I held all of this in my heart as we sang the Communion Meditation at Bea’s Profession Mass: “How shall I sing to God when life is filled with gladness, loving and birth, wonder and worth? I’ll sing from the heart, thankfully receiving, joyful in believing. This is my song, I’ll sing it with love…How shall I sing to God and tell my Savior’s story: passover bread, life from the dead? I’ll sing with my life, witnessing and giving, risking and forgiving. This is my song, I’ll sing it with love.”
– How Shall I Sing to God by Brian Wren.
“Amazing Grace, how sweet the sound that saved a wretch like me. I once was lost but now I’m found, was blind, but now I see.”
President Obama made the following statement in his eulogy for Pastor Clementa Pinckney in Charleston: “According to Christian tradition, grace is not earned. Grace is not inherited. Grace is not merited. It’s not something we deserve. Rather, grace is the free and benevolent favor of God. As a nation, out of this terrible tragedy, God visited grace upon us for He allowed us to see where we’ve been blind.” Click here for the video.
These words linger in my mind as I take time this July 4 weekend to contemplate the events of the world and to ponder my responsibility as an individual American, Christian, and Dominican Associate of Peace. What grace has God visited upon me to see better as I observe the horrific acts of racism and gun violence, the abuse of human dignity in trafficking and immigration policies, and the destruction of the earth through careless inattention. Other issues exist which require careful dialogue including world economic disparity and the need to engage in deeper reflection and discussions on the meaning of marriage, both civil and sacramental. The President said “What grace freely gives me is to have an open heart so not to slip back into a comfortable silence again. If we can find that grace, anything is possible. If we can tap that grace, everything can change.”
Mary Catherine Hilkert, OP, stated in her book Naming Grace that “Naming the grace that is to be found in the faith experience of the community involves listening to and learning from members of the community. Preaching is the retelling of the story of Jesus in word and deed. In the African American community, no one asks whether the Pastor’s story is the story of Jesus or the people’s story; the community knows that in the end it is the same story.”
I believe that living as a Dominican of Peace Associate is the opportunity to name the grace that I see around me. Hilkert expresses it this way, “If the story of Jesus is a living tradition, it has to be retold anew in every period of history. Never before has the gospel been proclaimed or heard in the way we will announce it from our own unique moment in history.” Since this is my moment in history, I must tell the story of Jesus in today’s world and not slip back into a comfortable silence.
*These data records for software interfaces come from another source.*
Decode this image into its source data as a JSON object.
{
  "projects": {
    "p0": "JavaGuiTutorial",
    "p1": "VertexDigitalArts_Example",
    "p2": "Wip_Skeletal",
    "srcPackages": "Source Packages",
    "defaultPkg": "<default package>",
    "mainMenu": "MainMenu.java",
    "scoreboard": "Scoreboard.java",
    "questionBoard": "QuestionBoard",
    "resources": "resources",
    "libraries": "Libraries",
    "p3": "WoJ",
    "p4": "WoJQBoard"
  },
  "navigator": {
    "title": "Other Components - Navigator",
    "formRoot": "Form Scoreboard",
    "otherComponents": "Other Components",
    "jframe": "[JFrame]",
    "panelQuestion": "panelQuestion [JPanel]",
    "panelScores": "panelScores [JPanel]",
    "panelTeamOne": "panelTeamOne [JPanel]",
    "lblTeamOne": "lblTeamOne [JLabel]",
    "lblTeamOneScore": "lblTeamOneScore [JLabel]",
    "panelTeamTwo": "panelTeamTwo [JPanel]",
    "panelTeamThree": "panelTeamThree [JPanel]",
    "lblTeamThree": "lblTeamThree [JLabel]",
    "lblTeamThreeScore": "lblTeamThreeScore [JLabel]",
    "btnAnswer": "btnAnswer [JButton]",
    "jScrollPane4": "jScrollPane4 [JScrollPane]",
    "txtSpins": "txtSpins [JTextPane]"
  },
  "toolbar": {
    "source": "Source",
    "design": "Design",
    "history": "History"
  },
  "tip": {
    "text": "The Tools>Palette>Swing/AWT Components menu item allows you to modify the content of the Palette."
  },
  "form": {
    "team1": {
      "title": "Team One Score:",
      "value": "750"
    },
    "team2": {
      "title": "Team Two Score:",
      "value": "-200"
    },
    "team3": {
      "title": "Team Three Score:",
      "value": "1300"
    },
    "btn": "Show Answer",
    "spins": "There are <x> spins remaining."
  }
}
“Great ideas, it has been said, come into the world as gently as doves. Perhaps, then, if we listen attentively, we shall hear amid the uproar of empires and nations a faint flutter of wings, a gentle stirring of life and hope.” – Albert Camus (quoted by PACE E BENE) Continue reading →
“Discernment is that light, which dissolves all darkness, dissipates ignorance, and seasons every virtue and virtuous deed. It has a prudence that cannot be deceived, a strength that is invincible, a constancy right up to the end, reaching as it does from heaven to earth, that is, from the knowledge of me to the knowledge of oneself, from love of me to love of one’s neighbors.” The Dialogue St Catherine of Siena Continue reading →